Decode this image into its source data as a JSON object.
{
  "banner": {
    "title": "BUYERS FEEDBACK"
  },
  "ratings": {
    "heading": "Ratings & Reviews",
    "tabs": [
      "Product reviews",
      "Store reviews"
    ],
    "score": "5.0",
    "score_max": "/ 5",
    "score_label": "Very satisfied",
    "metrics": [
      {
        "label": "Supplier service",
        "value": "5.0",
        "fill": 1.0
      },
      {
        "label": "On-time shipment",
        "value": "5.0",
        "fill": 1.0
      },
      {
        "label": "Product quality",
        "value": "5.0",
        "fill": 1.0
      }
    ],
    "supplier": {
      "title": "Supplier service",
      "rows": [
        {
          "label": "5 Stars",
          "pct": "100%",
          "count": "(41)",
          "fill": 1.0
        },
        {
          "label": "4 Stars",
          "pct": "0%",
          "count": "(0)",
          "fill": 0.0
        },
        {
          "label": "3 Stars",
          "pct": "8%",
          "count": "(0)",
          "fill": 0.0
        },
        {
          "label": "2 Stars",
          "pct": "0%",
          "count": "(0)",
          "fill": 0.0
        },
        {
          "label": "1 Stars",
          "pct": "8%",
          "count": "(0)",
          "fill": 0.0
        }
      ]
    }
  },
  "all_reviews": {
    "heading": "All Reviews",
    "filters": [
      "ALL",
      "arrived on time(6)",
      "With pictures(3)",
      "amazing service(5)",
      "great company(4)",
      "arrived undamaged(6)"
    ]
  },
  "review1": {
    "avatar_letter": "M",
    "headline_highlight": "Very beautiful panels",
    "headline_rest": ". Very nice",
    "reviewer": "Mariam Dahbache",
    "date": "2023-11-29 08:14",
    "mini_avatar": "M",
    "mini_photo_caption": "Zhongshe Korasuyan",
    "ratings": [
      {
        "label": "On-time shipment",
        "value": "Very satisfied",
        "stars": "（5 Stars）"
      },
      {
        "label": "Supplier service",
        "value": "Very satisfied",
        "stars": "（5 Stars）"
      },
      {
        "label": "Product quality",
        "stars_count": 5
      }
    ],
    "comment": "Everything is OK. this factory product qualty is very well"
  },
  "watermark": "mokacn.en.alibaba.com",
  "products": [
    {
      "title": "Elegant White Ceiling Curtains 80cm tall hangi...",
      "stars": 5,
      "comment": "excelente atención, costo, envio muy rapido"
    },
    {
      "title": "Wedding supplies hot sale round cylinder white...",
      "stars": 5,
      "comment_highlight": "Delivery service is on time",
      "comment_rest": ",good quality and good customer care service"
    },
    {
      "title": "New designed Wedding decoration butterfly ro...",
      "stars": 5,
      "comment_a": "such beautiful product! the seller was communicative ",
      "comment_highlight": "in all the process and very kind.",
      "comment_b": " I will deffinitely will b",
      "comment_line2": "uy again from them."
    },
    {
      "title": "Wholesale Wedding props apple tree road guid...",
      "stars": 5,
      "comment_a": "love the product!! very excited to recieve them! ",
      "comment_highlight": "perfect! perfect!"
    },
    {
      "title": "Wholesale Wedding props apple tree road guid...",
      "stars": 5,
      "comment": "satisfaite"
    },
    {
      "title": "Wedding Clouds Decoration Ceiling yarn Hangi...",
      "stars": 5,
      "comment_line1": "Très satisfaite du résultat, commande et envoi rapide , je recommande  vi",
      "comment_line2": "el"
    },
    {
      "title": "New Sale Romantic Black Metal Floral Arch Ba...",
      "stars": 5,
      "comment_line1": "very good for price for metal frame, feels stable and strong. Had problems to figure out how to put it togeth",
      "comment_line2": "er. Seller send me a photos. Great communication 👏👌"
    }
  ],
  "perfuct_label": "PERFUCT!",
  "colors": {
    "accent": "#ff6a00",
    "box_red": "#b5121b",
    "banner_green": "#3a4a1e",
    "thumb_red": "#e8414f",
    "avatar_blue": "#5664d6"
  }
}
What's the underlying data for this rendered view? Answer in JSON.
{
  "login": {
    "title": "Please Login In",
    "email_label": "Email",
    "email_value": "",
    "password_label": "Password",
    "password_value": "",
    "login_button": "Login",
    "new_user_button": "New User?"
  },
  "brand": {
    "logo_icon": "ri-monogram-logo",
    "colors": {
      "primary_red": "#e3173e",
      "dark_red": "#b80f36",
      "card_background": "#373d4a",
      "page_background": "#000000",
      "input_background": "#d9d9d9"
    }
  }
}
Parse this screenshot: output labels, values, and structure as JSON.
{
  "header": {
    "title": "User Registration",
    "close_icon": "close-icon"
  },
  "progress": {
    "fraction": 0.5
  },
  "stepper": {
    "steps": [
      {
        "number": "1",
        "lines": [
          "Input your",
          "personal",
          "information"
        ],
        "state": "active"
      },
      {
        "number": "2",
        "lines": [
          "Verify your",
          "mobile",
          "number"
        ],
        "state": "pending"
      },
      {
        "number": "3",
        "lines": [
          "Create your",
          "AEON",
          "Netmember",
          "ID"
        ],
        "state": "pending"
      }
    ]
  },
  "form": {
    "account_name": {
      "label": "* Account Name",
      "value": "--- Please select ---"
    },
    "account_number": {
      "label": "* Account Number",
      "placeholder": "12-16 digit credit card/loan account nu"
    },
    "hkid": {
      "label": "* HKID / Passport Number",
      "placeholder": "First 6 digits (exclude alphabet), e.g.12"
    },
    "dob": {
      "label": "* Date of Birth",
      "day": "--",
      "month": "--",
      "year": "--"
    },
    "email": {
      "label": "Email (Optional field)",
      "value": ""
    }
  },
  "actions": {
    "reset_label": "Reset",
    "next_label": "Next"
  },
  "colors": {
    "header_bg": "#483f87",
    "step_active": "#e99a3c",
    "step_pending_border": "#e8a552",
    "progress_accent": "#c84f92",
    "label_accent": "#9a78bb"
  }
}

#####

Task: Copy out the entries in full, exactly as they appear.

Task answer:
Decode this image into its source data as a JSON object.
{
  "banner": {
    "title": "BUYERS FEEDBACK"
  },
  "ratings": {
    "heading": "Ratings & Reviews",
    "tabs": [
      "Product reviews",
      "Store reviews"
    ],
    "score": "5.0",
    "score_max": "/ 5",
    "score_label": "Very satisfied",
    "metrics": [
      {
        "label": "Supplier service",
        "value": "5.0",
        "fill": 1.0
      },
      {
        "label": "On-time shipment",
        "value": "5.0",
        "fill": 1.0
      },
      {
        "label": "Product quality",
        "value": "5.0",
        "fill": 1.0
      }
    ],
    "supplier": {
      "title": "Supplier service",
      "rows": [
        {
          "label": "5 Stars",
          "pct": "100%",
          "count": "(41)",
          "fill": 1.0
        },
        {
          "label": "4 Stars",
          "pct": "0%",
          "count": "(0)",
          "fill": 0.0
        },
        {
          "label": "3 Stars",
          "pct": "8%",
          "count": "(0)",
          "fill": 0.0
        },
        {
          "label": "2 Stars",
          "pct": "0%",
          "count": "(0)",
          "fill": 0.0
        },
        {
          "label": "1 Stars",
          "pct": "8%",
          "count": "(0)",
          "fill": 0.0
        }
      ]
    }
  },
  "all_reviews": {
    "heading": "All Reviews",
    "filters": [
      "ALL",
      "arrived on time(6)",
      "With pictures(3)",
      "amazing service(5)",
      "great company(4)",
      "arrived undamaged(6)"
    ]
  },
  "review1": {
    "avatar_letter": "M",
    "headline_highlight": "Very beautiful panels",
    "headline_rest": ". Very nice",
    "reviewer": "Mariam Dahbache",
    "date": "2023-11-29 08:14",
    "mini_avatar": "M",
    "mini_photo_caption": "Zhongshe Korasuyan",
    "ratings": [
      {
        "label": "On-time shipment",
        "value": "Very satisfied",
        "stars": "（5 Stars）"
      },
      {
        "label": "Supplier service",
        "value": "Very satisfied",
        "stars": "（5 Stars）"
      },
      {
        "label": "Product quality",
        "stars_count": 5
      }
    ],
    "comment": "Everything is OK. this factory product qualty is very well"
  },
  "watermark": "mokacn.en.alibaba.com",
  "products": [
    {
      "title": "Elegant White Ceiling Curtains 80cm tall hangi...",
      "stars": 5,
      "comment": "excelente atención, costo, envio muy rapido"
    },
    {
      "title": "Wedding supplies hot sale round cylinder white...",
      "stars": 5,
      "comment_highlight": "Delivery service is on time",
      "comment_rest": ",good quality and good customer care service"
    },
    {
      "title": "New designed Wedding decoration butterfly ro...",
      "stars": 5,
      "comment_a": "such beautiful product! the seller was communicative ",
      "comment_highlight": "in all the process and very kind.",
      "comment_b": " I will deffinitely will b",
      "comment_line2": "uy again from them."
    },
    {
      "title": "Wholesale Wedding props apple tree road guid...",
      "stars": 5,
      "comment_a": "love the product!! very excited to recieve them! ",
      "comment_highlight": "perfect! perfect!"
    },
    {
      "title": "Wholesale Wedding props apple tree road guid...",
      "stars": 5,
      "comment": "satisfaite"
    },
    {
      "title": "Wedding Clouds Decoration Ceiling yarn Hangi...",
      "stars": 5,
      "comment_line1": "Très satisfaite du résultat, commande et envoi rapide , je recommande  vi",
      "comment_line2": "el"
    },
    {
      "title": "New Sale Romantic Black Metal Floral Arch Ba...",
      "stars": 5,
      "comment_line1": "very good for price for metal frame, feels stable and strong. Had problems to figure out how to put it togeth",
      "comment_line2": "er. Seller send me a photos. Great communication 👏👌"
    }
  ],
  "perfuct_label": "PERFUCT!",
  "colors": {
    "accent": "#ff6a00",
    "box_red": "#b5121b",
    "banner_green": "#3a4a1e",
    "thumb_red": "#e8414f",
    "avatar_blue": "#5664d6"
  }
}
What's the underlying data for this rendered view? Answer in JSON.
{
  "login": {
    "title": "Please Login In",
    "email_label": "Email",
    "email_value": "",
    "password_label": "Password",
    "password_value": "",
    "login_button": "Login",
    "new_user_button": "New User?"
  },
  "brand": {
    "logo_icon": "ri-monogram-logo",
    "colors": {
      "primary_red": "#e3173e",
      "dark_red": "#b80f36",
      "card_background": "#373d4a",
      "page_background": "#000000",
      "input_background": "#d9d9d9"
    }
  }
}
Parse this screenshot: output labels, values, and structure as JSON.
{
  "header": {
    "title": "User Registration",
    "close_icon": "close-icon"
  },
  "progress": {
    "fraction": 0.5
  },
  "stepper": {
    "steps": [
      {
        "number": "1",
        "lines": [
          "Input your",
          "personal",
          "information"
        ],
        "state": "active"
      },
      {
        "number": "2",
        "lines": [
          "Verify your",
          "mobile",
          "number"
        ],
        "state": "pending"
      },
      {
        "number": "3",
        "lines": [
          "Create your",
          "AEON",
          "Netmember",
          "ID"
        ],
        "state": "pending"
      }
    ]
  },
  "form": {
    "account_name": {
      "label": "* Account Name",
      "value": "--- Please select ---"
    },
    "account_number": {
      "label": "* Account Number",
      "placeholder": "12-16 digit credit card/loan account nu"
    },
    "hkid": {
      "label": "* HKID / Passport Number",
      "placeholder": "First 6 digits (exclude alphabet), e.g.12"
    },
    "dob": {
      "label": "* Date of Birth",
      "day": "--",
      "month": "--",
      "year": "--"
    },
    "email": {
      "label": "Email (Optional field)",
      "value": ""
    }
  },
  "actions": {
    "reset_label": "Reset",
    "next_label": "Next"
  },
  "colors": {
    "header_bg": "#483f87",
    "step_active": "#e99a3c",
    "step_pending_border": "#e8a552",
    "progress_accent": "#c84f92",
    "label_accent": "#9a78bb"
  }
}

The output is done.